CBSA initiates investigations into dumping and subsidizing of certain steel plates from India and Russia

THE Canada Border Services Agency (CBSA) announced on Wednesday that it is initiating investigations into the alleged injurious dumping and subsidizing of certain hot-rolled carbon steel plate and high-strength low-alloy steel plate originating in or exported from the Republic of India (India) and the Russian Federation (Russia).

The investigations follows a complaint filed on April 20 by Essar Steel Algoma Inc. of Sault Ste. Marie, Ontario (the complainant). The complainant alleges that the dumping and subsidizing of these goods are harming Canadian production by causing the following: price undercutting, erosion and suppression; lost sales and market share; financial results; overcapacity in the domestic industry; negative impact on capital investments; and loss of employment.

The Canadian International Trade Tribunal (Tribunal) will begin a preliminary inquiry to determine whether the imports are harming Canadian producers and will issue a decision by August 10. While the Tribunal is examining the question of injury, the CBSA will investigate whether the imports are being dumped and / or subsidized, and will make a preliminary decision by September 8.

If the CBSA makes a preliminary determination of dumping and / or subsidizing, the investigations will be continued for the purpose of making a final decision within 90 days after the date of the preliminary determination.

If the CBSA’s investigations reveal that imports of the subject goods have not been dumped or subsidized, that the margin of dumping or amount of subsidy is insignificant or that the actual and potential volume of dumped or subsidized goods is negligible, the investigations will be terminated.

Although duties to counteract the dumping and subsidizing are normally only applied to goods released on or after the date of the CBSA’s preliminary determination(s), if the Tribunal determines that an unusually large increase in harmful imports has occurred prior to the CBSA’s decision and that the retroactive application of anti-dumping or countervailing duty is therefore justified, duty could be levied on the goods brought into Canada as of now.

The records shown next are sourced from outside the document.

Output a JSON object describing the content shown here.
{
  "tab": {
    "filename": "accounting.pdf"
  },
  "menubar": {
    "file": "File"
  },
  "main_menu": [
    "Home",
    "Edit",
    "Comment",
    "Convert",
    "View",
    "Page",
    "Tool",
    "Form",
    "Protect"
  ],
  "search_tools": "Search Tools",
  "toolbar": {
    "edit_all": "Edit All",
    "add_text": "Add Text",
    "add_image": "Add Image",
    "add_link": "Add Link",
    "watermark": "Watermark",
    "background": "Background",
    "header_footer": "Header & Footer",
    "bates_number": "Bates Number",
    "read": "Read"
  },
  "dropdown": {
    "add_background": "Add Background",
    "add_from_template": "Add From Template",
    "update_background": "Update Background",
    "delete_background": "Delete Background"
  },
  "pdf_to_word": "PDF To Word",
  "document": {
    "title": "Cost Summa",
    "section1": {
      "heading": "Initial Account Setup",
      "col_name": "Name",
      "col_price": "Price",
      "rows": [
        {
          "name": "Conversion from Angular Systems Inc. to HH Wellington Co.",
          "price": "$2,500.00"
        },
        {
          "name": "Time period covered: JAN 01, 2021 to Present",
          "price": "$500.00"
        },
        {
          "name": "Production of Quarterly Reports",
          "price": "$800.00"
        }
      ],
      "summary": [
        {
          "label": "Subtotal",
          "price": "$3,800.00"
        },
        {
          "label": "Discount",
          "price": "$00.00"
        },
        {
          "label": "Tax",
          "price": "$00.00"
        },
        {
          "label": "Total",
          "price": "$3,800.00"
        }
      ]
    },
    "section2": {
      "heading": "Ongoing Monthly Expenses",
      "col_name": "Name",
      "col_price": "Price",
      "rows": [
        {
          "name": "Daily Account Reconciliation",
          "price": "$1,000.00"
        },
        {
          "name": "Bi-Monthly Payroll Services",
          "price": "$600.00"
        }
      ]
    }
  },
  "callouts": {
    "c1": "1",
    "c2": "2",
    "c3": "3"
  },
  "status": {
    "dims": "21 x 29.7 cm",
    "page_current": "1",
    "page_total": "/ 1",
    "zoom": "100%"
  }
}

A copy of the statement of reasons, which provides more details about these investigations, will be available on the CBSA’s website at within 15 days.

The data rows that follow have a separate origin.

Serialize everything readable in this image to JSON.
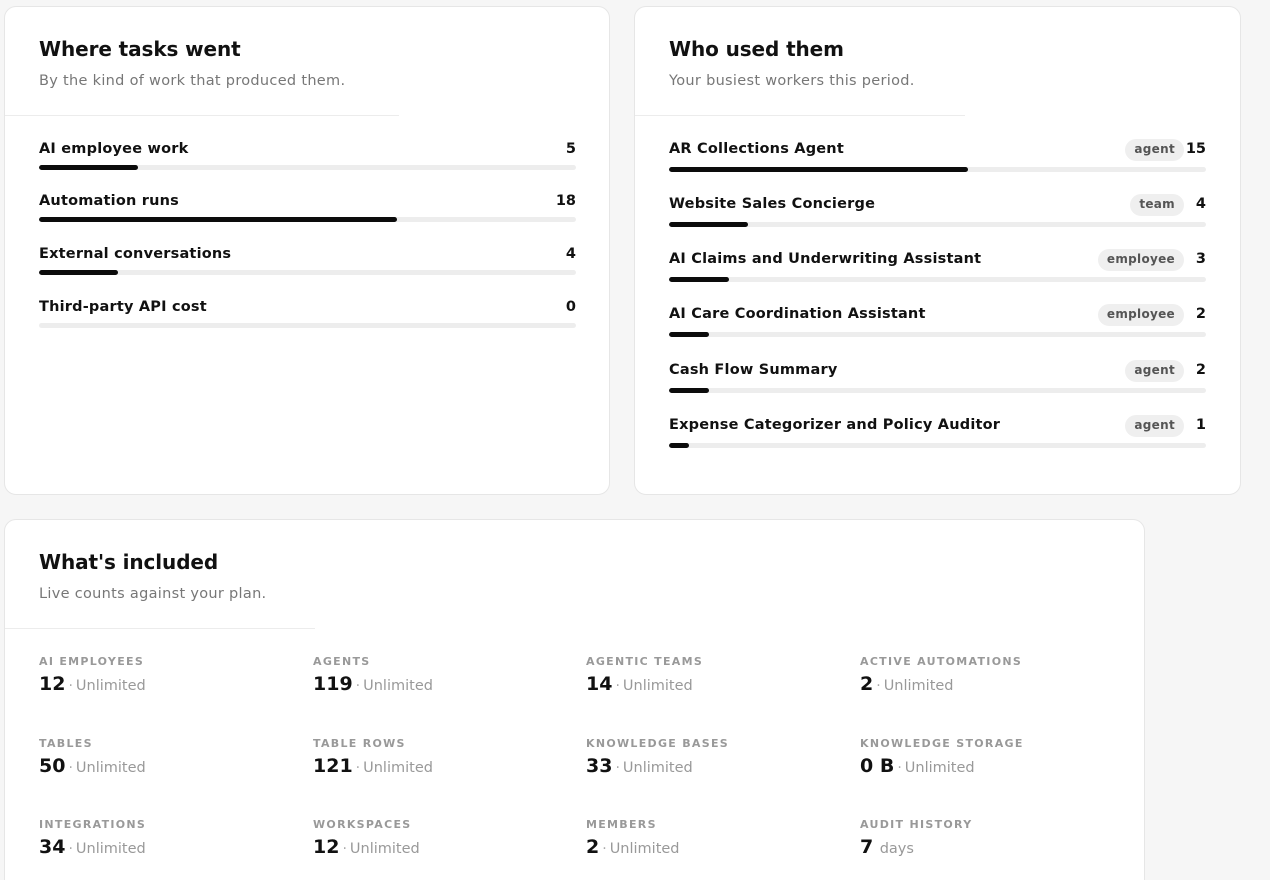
{
  "tasks_card": {
    "title": "Where tasks went",
    "subtitle": "By the kind of work that produced them.",
    "rows": [
      {
        "label": "AI employee work",
        "value": 5,
        "share": 0.185
      },
      {
        "label": "Automation runs",
        "value": 18,
        "share": 0.667
      },
      {
        "label": "External conversations",
        "value": 4,
        "share": 0.148
      },
      {
        "label": "Third-party API cost",
        "value": 0,
        "share": 0
      }
    ]
  },
  "users_card": {
    "title": "Who used them",
    "subtitle": "Your busiest workers this period.",
    "rows": [
      {
        "label": "AR Collections Agent",
        "tag": "agent",
        "value": 15,
        "share": 0.556
      },
      {
        "label": "Website Sales Concierge",
        "tag": "team",
        "value": 4,
        "share": 0.148
      },
      {
        "label": "AI Claims and Underwriting Assistant",
        "tag": "employee",
        "value": 3,
        "share": 0.111
      },
      {
        "label": "AI Care Coordination Assistant",
        "tag": "employee",
        "value": 2,
        "share": 0.074
      },
      {
        "label": "Cash Flow Summary",
        "tag": "agent",
        "value": 2,
        "share": 0.074
      },
      {
        "label": "Expense Categorizer and Policy Auditor",
        "tag": "agent",
        "value": 1,
        "share": 0.037
      }
    ]
  },
  "included_card": {
    "title": "What's included",
    "subtitle": "Live counts against your plan.",
    "separator": "·",
    "stats": [
      {
        "label": "AI EMPLOYEES",
        "value": "12",
        "limit": "Unlimited"
      },
      {
        "label": "AGENTS",
        "value": "119",
        "limit": "Unlimited"
      },
      {
        "label": "AGENTIC TEAMS",
        "value": "14",
        "limit": "Unlimited"
      },
      {
        "label": "ACTIVE AUTOMATIONS",
        "value": "2",
        "limit": "Unlimited"
      },
      {
        "label": "TABLES",
        "value": "50",
        "limit": "Unlimited"
      },
      {
        "label": "TABLE ROWS",
        "value": "121",
        "limit": "Unlimited"
      },
      {
        "label": "KNOWLEDGE BASES",
        "value": "33",
        "limit": "Unlimited"
      },
      {
        "label": "KNOWLEDGE STORAGE",
        "value": "0 B",
        "limit": "Unlimited"
      },
      {
        "label": "INTEGRATIONS",
        "value": "34",
        "limit": "Unlimited"
      },
      {
        "label": "WORKSPACES",
        "value": "12",
        "limit": "Unlimited"
      },
      {
        "label": "MEMBERS",
        "value": "2",
        "limit": "Unlimited"
      },
      {
        "label": "AUDIT HISTORY",
        "value": "7",
        "limit": "days",
        "no_separator": true
      }
    ]
  },
  "colors": {
    "bar_fill": "#0c0c0c",
    "bar_track": "#ededed",
    "tag_bg": "#efefef",
    "muted_text": "#999999"
  }
}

Quick Facts


* Dumping occurs when goods are sold to importers in Canada at prices that are less than their selling prices in the exporter’s domestic market or at unprofitable prices.

* Subsidizing occurs when goods imported into Canada benefit from foreign government financial assistance.

* The Special Import Measures Act protects Canadian producers from the damaging effects of such unfair trade.

* As of March 31, 2015, 44 such measures are in force, covering a wide variety of industrial and consumer products from steel products to bell peppers. These measures have directly helped to protect nearly 39,000 Canadian jobs and over $7.5 billion in Canadian production.